This is the second in the series of posts about important and useful theorems in secondary school geometry. The first set of theorems is about angles of triangles. This second set involves the proportional sides of similar triangles. Proofs and sample problems will be provided in the next few posts.
Definition: Similar Triangles
Two triangles are similar if the corresponding angles are equal.
The converse is a statement where the two main ideas of a given statement is interchange.
Note: Sometimes the converse of a statement is true and sometimes it is false. The contrapositive is always true.
Theorem: The Midpoint Theorem and its Converse
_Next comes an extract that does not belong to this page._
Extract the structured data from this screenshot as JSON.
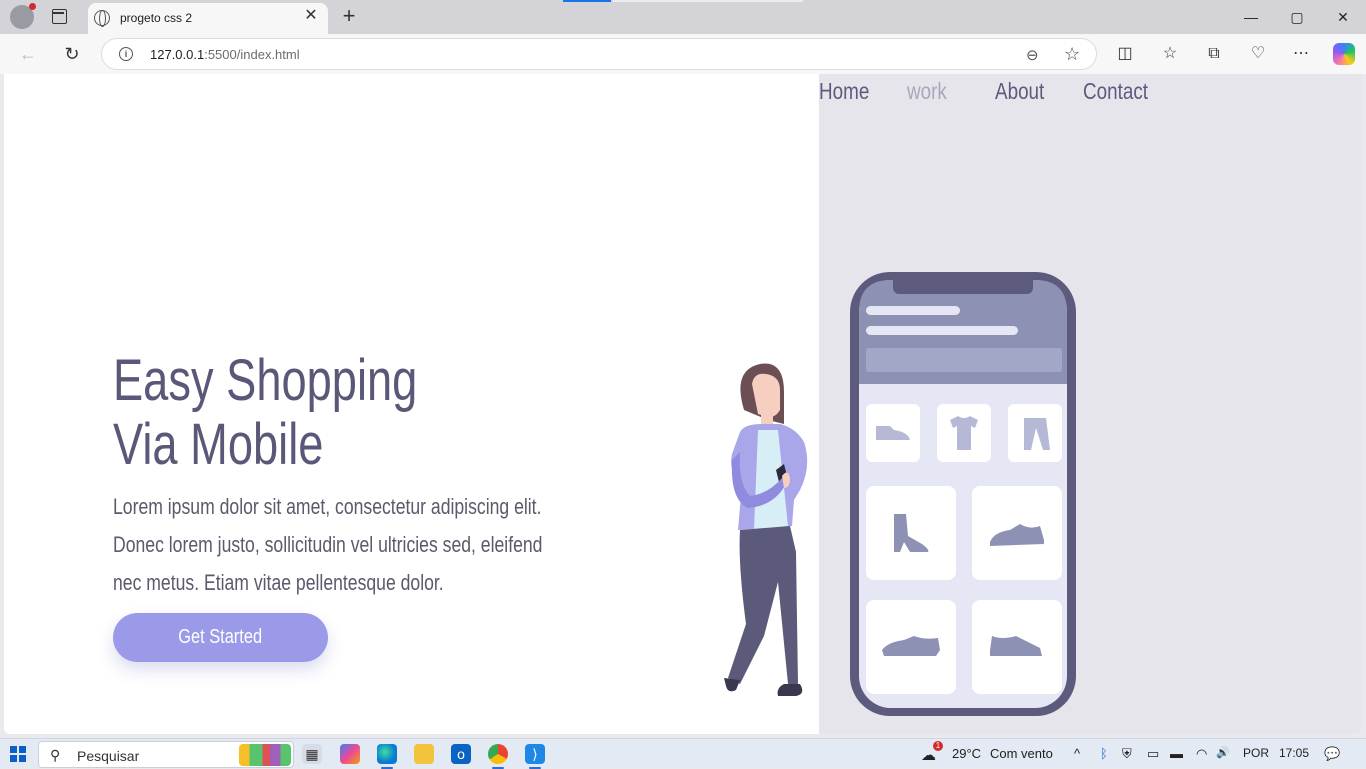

The line joining the midpoints of two sides of a triangle is parallel to the third side and half its length.
Theorem: Similar Triangles Theorem and Its Converse
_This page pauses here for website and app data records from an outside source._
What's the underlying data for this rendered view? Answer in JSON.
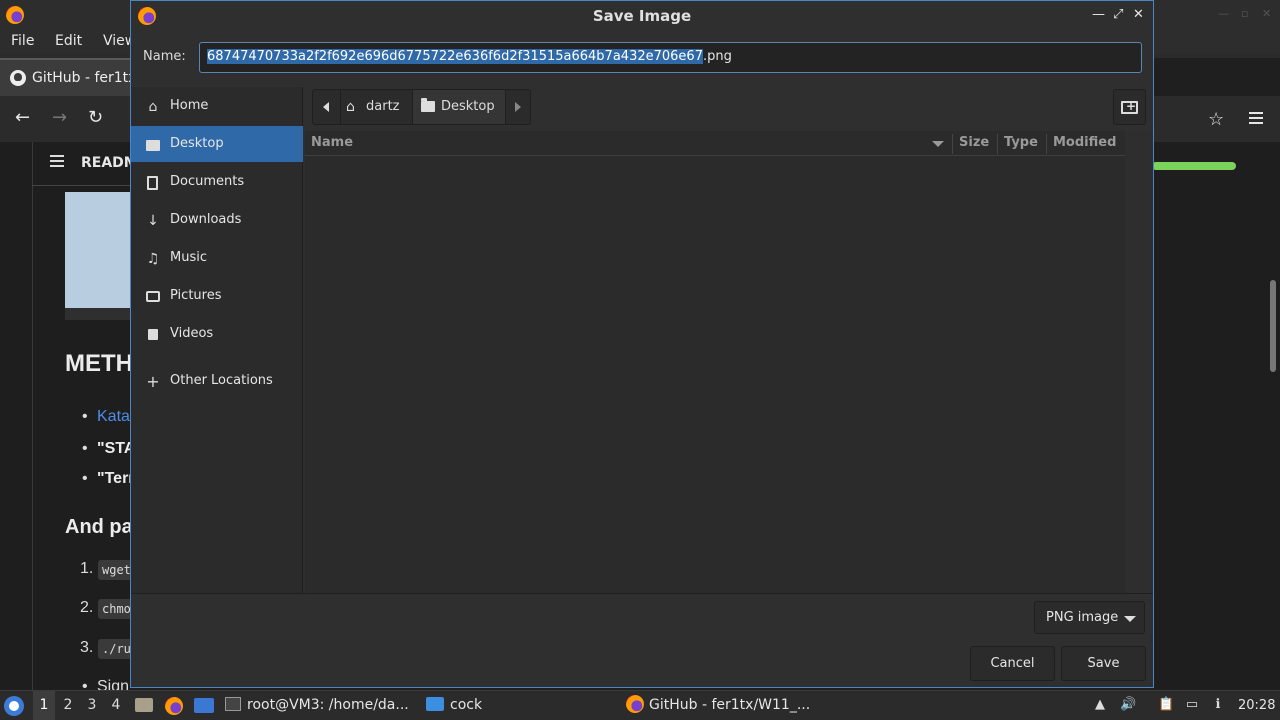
{
  "browser": {
    "menu": [
      "File",
      "Edit",
      "View"
    ],
    "tab_title": "GitHub - fer1tx",
    "readme_label": "READM",
    "page": {
      "heading1": "METH",
      "li1": "Kata",
      "li2": "\"STA",
      "li3": "\"Terr",
      "heading2": "And pa",
      "ol1_num": "1.",
      "ol1_code": "wget",
      "ol2_num": "2.",
      "ol2_code": "chmo",
      "ol3_num": "3.",
      "ol3_code": "./ru",
      "last_li": "Sign"
    }
  },
  "dialog": {
    "title": "Save Image",
    "name_label": "Name:",
    "name_selected": "68747470733a2f2f692e696d6775722e636f6d2f31515a664b7a432e706e67",
    "name_extension": ".png",
    "sidebar": [
      {
        "label": "Home",
        "icon": "home-icon"
      },
      {
        "label": "Desktop",
        "icon": "desktop-icon",
        "active": true
      },
      {
        "label": "Documents",
        "icon": "document-icon"
      },
      {
        "label": "Downloads",
        "icon": "download-icon"
      },
      {
        "label": "Music",
        "icon": "music-icon"
      },
      {
        "label": "Pictures",
        "icon": "camera-icon"
      },
      {
        "label": "Videos",
        "icon": "video-icon"
      },
      {
        "label": "Other Locations",
        "icon": "plus-icon"
      }
    ],
    "path": [
      "dartz",
      "Desktop"
    ],
    "columns": [
      "Name",
      "Size",
      "Type",
      "Modified"
    ],
    "file_type": "PNG image",
    "cancel_label": "Cancel",
    "save_label": "Save"
  },
  "taskbar": {
    "workspaces": [
      "1",
      "2",
      "3",
      "4"
    ],
    "active_workspace": "1",
    "items": [
      "root@VM3: /home/da...",
      "cock",
      "GitHub - fer1tx/W11_..."
    ],
    "clock": "20:28"
  },
  "colors": {
    "accent": "#2f69a8",
    "dialog_border": "#4a86c6",
    "progress_green": "#7cd35b"
  }
}
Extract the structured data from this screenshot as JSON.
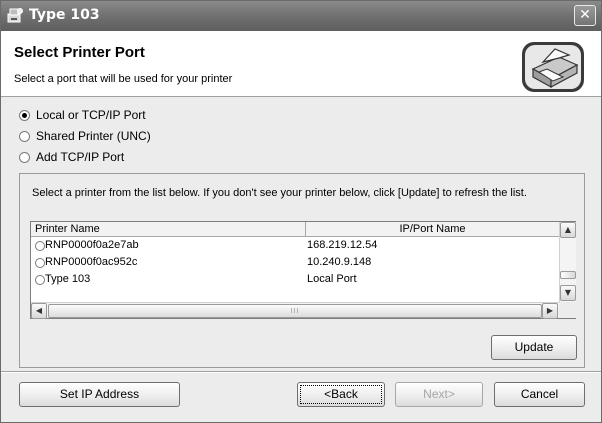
{
  "window": {
    "title": "Type 103",
    "close_glyph": "✕"
  },
  "header": {
    "title": "Select Printer Port",
    "subtitle": "Select a port that will be used for your printer",
    "icon": "printer-icon"
  },
  "port_options": [
    {
      "label": "Local or TCP/IP Port",
      "selected": true
    },
    {
      "label": "Shared Printer (UNC)",
      "selected": false
    },
    {
      "label": "Add TCP/IP Port",
      "selected": false
    }
  ],
  "printer_list": {
    "note": "Select a printer from the list below. If you don't see your printer below, click [Update] to refresh the list.",
    "columns": [
      "Printer Name",
      "IP/Port Name"
    ],
    "rows": [
      {
        "name": "RNP0000f0a2e7ab",
        "port": "168.219.12.54"
      },
      {
        "name": "RNP0000f0ac952c",
        "port": "10.240.9.148"
      },
      {
        "name": "Type 103",
        "port": "Local Port"
      }
    ],
    "hscroll_grip": "III",
    "update_label": "Update"
  },
  "footer": {
    "set_ip_label": "Set IP Address",
    "back_label": "<Back",
    "next_label": "Next>",
    "cancel_label": "Cancel"
  },
  "colors": {
    "titlebar": "#6e6e6e",
    "dialog_bg": "#ececec",
    "header_bg": "#ffffff"
  }
}
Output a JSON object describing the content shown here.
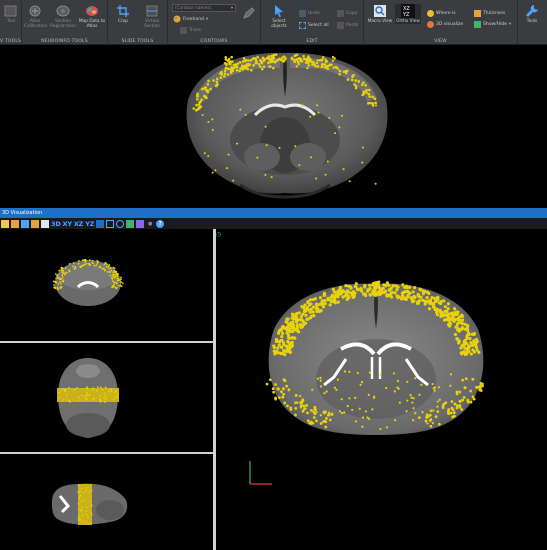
{
  "ribbon": {
    "groups": {
      "tools": "V TOOLS",
      "neuroinfo": "NEUROINFO TOOLS",
      "slide": "SLIDE TOOLS",
      "contours": "CONTOURS",
      "edit": "EDIT",
      "view": "VIEW"
    },
    "buttons": {
      "tool_a": "Tool",
      "atlas_calibration": "Atlas Calibration",
      "section_registration": "Section Registration",
      "map_data_to_atlas": "Map Data to Atlas",
      "crop": "Crop",
      "virtual_section": "Virtual Section",
      "contour_dropdown": "(Contour names)",
      "freehand": "Freehand",
      "trace": "Trace",
      "select_objects": "Select objects",
      "undo": "Undo",
      "select_all": "Select all",
      "copy": "Copy",
      "paste": "Paste",
      "macro_view": "Macro View",
      "ortho_view": "Ortho View",
      "where_is": "Where is",
      "visualize_3d": "3D visualize",
      "thickness": "Thickness",
      "show_hide": "Show/Hide",
      "tools": "Tools"
    },
    "colors": {
      "background": "#3a3c3f",
      "accent": "#1e6fc8",
      "marker": "#e8d20a"
    }
  },
  "window": {
    "title": "3D Visualization",
    "toolbar": {
      "mode_3d": "3D",
      "mode_xy": "XY",
      "mode_xz": "XZ",
      "mode_yz": "YZ"
    }
  },
  "views": {
    "top": {
      "label": "coronal section with markers",
      "icon": "brain-coronal"
    },
    "panes": [
      "coronal",
      "horizontal",
      "sagittal",
      "coronal-large"
    ]
  }
}
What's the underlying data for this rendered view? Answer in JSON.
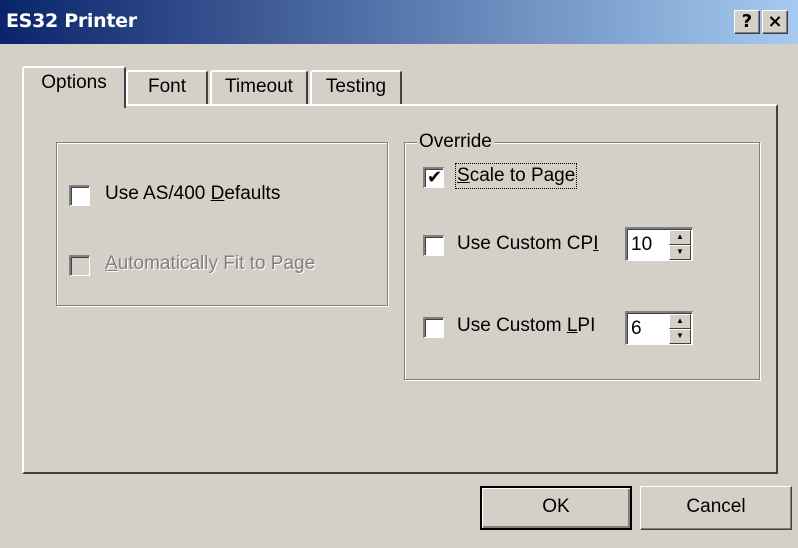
{
  "window": {
    "title": "ES32 Printer"
  },
  "titlebar_buttons": {
    "help": "?",
    "close": "×"
  },
  "tabs": [
    {
      "label": "Options",
      "active": true
    },
    {
      "label": "Font",
      "active": false
    },
    {
      "label": "Timeout",
      "active": false
    },
    {
      "label": "Testing",
      "active": false
    }
  ],
  "defaults_group": {
    "use_as400_defaults": {
      "label_pre": "Use AS/400 ",
      "label_ul": "D",
      "label_post": "efaults",
      "checked": false,
      "enabled": true
    },
    "auto_fit": {
      "label_pre": "",
      "label_ul": "A",
      "label_post": "utomatically Fit to Page",
      "checked": false,
      "enabled": false
    }
  },
  "override_group": {
    "legend": "Override",
    "scale_to_page": {
      "label_pre": "",
      "label_ul": "S",
      "label_post": "cale to Page",
      "checked": true,
      "check_glyph": "✔"
    },
    "custom_cpi": {
      "label_pre": "Use Custom CP",
      "label_ul": "I",
      "label_post": "",
      "checked": false,
      "value": "10"
    },
    "custom_lpi": {
      "label_pre": "Use Custom ",
      "label_ul": "L",
      "label_post": "PI",
      "checked": false,
      "value": "6"
    }
  },
  "spinner_arrows": {
    "up": "▲",
    "down": "▼"
  },
  "buttons": {
    "ok": "OK",
    "cancel": "Cancel"
  },
  "colors": {
    "titlebar_start": "#0a246a",
    "titlebar_end": "#a6caf0",
    "face": "#d4d0c8"
  }
}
If two triangles are equiangular, their corresponding sides are proportional.
Converse: If the corresponding sides of two triangles are proportional, then the two triangles are similar.
Theorem: Parallel Within Triangle Theorem and its Converse
If two sides of a triangle are cut proportionally by a straight line, then this line is parallel to the third side.
Converse: If a straight line cutting the two sides of a triangle is parallel to the third side, then the two sides are cut proportionally.
Theorem: The Bisectors of an Angle of a Triangle
The bisectors of the angle of a triangle divide the opposite sides in the ratio of the sides containing them.
Proofs and sample problems will be provided in the next few posts. Meanwhile you may want to know about other geometry theorems.